DATA UNDER STUDY —
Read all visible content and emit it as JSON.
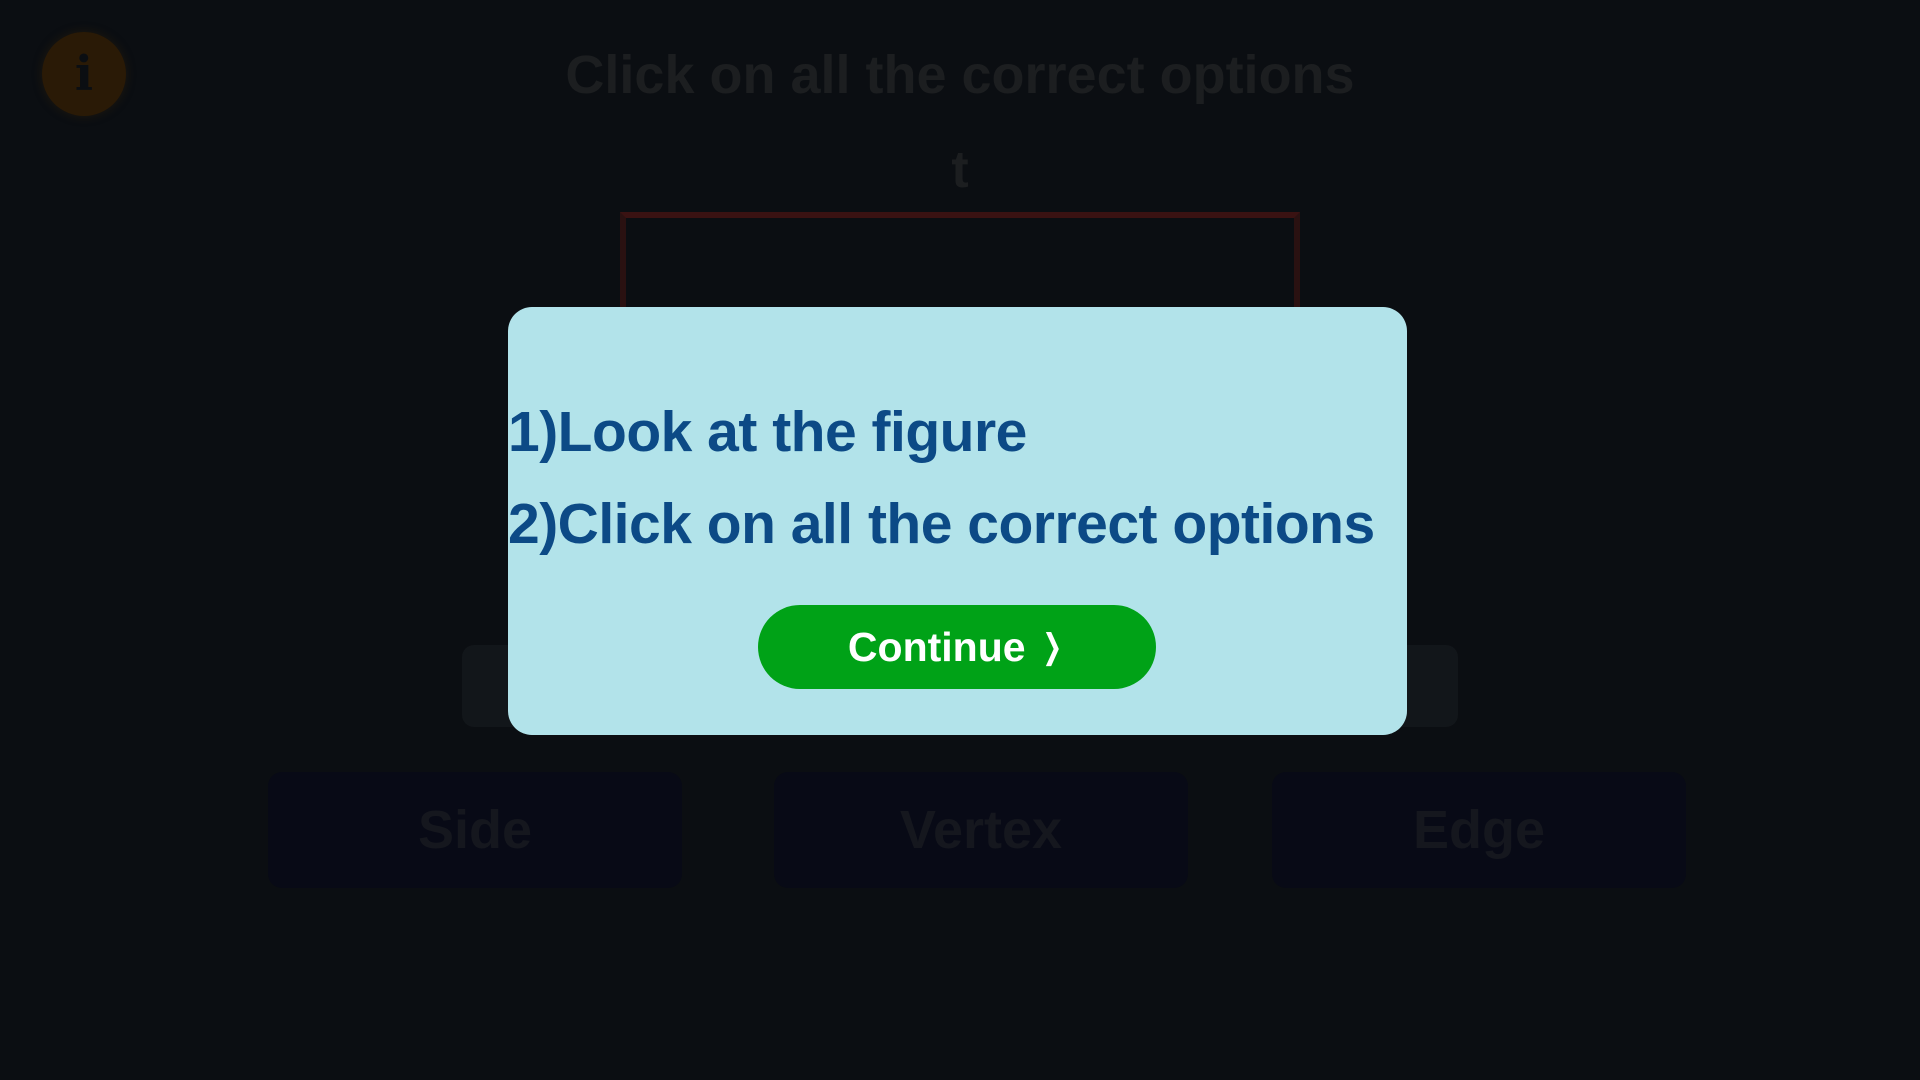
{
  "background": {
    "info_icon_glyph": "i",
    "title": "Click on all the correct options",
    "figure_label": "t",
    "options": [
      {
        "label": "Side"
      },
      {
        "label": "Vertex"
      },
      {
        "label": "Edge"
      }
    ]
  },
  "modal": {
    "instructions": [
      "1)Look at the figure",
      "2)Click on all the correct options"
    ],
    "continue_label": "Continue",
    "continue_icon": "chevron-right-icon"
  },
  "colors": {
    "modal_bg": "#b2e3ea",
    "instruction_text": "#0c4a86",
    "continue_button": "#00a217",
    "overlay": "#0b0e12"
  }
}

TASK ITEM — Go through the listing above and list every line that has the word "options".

TASK OUTPUT —
    "title": "Click on all the correct options",
    "options": [
      "2)Click on all the correct options"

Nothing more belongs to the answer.